The CEO was known for his gruffness, temper and adversity to most anything people-related. Showing his aggravated disapproval for the HR idea, he wrote across the recommendation using a red magic marker in big sweeping letters, “Why the hell do we need a cafeteria when we have two break rooms and a restaurant on the first floor!”
Needless to say, he didn’t really read the memo and we didn’t implement the cafeteria plan. In fact, we didn’t implement much of anything that involved helping the employees enjoy their work experience; at least not until that CEO was out of the picture. Then improvements began on the people side of the business. The personality of the CEO largely determines the climate of an organization.
Today, more than ever, I believe company culture is king and the CEO is the torch bearer and champion for building a great workplace.
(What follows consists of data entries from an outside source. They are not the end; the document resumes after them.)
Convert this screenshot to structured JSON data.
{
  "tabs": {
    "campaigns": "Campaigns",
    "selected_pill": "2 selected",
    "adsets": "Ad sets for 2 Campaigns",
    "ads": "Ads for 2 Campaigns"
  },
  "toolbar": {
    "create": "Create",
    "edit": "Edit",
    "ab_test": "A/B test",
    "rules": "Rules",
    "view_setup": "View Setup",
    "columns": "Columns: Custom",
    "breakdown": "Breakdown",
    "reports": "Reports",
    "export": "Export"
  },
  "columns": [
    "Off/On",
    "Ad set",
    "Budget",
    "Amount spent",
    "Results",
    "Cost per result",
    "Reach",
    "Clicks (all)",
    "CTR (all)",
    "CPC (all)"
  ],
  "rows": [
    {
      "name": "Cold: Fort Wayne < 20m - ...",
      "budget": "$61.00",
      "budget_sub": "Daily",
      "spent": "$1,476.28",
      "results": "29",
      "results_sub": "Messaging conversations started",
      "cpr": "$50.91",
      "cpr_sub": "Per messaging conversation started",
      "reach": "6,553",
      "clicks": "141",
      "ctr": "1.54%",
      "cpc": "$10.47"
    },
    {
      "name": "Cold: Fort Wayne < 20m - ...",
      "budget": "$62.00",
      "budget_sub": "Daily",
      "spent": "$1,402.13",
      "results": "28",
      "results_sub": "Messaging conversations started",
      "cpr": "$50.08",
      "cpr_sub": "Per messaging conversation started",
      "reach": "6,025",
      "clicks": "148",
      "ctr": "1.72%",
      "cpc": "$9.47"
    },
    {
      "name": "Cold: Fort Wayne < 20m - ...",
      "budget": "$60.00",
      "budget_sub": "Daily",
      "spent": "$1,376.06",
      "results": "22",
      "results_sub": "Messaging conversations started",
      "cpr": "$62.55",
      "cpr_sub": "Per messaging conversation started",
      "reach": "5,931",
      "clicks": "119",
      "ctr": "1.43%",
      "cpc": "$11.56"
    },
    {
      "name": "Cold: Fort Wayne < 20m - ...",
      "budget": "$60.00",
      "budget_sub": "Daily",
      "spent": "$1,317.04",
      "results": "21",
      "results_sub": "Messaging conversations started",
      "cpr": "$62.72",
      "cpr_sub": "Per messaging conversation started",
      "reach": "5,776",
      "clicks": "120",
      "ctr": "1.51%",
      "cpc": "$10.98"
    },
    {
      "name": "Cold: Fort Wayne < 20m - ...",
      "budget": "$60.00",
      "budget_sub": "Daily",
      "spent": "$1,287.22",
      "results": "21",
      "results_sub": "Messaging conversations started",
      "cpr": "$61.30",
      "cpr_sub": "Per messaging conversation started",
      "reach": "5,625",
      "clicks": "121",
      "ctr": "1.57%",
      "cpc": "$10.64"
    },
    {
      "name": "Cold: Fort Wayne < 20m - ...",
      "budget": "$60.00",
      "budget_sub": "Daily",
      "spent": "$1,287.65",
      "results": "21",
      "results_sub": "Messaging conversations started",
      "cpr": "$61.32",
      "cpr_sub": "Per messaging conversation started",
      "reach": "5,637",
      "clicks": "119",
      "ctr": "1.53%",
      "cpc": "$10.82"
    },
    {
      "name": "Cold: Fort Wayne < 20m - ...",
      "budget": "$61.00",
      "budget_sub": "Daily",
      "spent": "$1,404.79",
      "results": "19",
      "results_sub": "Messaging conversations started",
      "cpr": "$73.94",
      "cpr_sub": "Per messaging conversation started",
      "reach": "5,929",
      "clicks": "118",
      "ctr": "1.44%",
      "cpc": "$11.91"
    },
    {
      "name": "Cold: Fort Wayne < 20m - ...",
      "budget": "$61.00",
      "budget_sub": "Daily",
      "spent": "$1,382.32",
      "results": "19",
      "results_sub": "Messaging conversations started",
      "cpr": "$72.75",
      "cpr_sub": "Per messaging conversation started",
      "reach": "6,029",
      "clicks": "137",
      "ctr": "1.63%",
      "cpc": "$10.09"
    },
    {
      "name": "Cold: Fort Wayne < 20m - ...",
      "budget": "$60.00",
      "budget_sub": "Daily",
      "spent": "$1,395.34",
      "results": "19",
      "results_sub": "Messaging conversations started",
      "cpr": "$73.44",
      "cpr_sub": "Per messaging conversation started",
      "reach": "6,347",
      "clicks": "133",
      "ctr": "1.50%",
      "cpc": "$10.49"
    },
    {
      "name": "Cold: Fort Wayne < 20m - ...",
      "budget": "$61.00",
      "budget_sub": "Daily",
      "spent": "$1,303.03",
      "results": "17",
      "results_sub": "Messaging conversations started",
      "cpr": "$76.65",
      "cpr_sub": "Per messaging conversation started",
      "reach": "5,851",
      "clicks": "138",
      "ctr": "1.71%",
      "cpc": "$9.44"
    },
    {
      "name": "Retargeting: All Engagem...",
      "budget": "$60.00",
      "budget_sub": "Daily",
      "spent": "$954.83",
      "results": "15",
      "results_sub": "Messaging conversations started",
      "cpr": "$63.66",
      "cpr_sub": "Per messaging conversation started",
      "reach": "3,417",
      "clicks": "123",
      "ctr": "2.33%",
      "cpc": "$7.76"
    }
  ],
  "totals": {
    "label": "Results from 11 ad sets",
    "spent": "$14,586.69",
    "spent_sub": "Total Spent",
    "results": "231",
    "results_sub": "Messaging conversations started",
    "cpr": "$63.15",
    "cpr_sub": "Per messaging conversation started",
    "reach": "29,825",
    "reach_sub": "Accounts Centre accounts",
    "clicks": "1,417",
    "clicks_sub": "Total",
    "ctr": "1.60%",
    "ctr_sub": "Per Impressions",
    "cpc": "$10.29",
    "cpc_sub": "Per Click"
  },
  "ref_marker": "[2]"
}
Today, more than ever, I believe company culture is king and the CEO is the torch bearer and champion for building a great workplace. As a business leader, spending time on your company’s work environment is like money in the bank for all stakeholders in the long-run. The creation of a great company culture trumps the richest of compensation or benefits programs. When your culture is toxic, you may overspend on various incentives to tie people to their cubicles. However, employees can tolerate a bad workplace for only so long, even if the company has the best dental plan money can buy.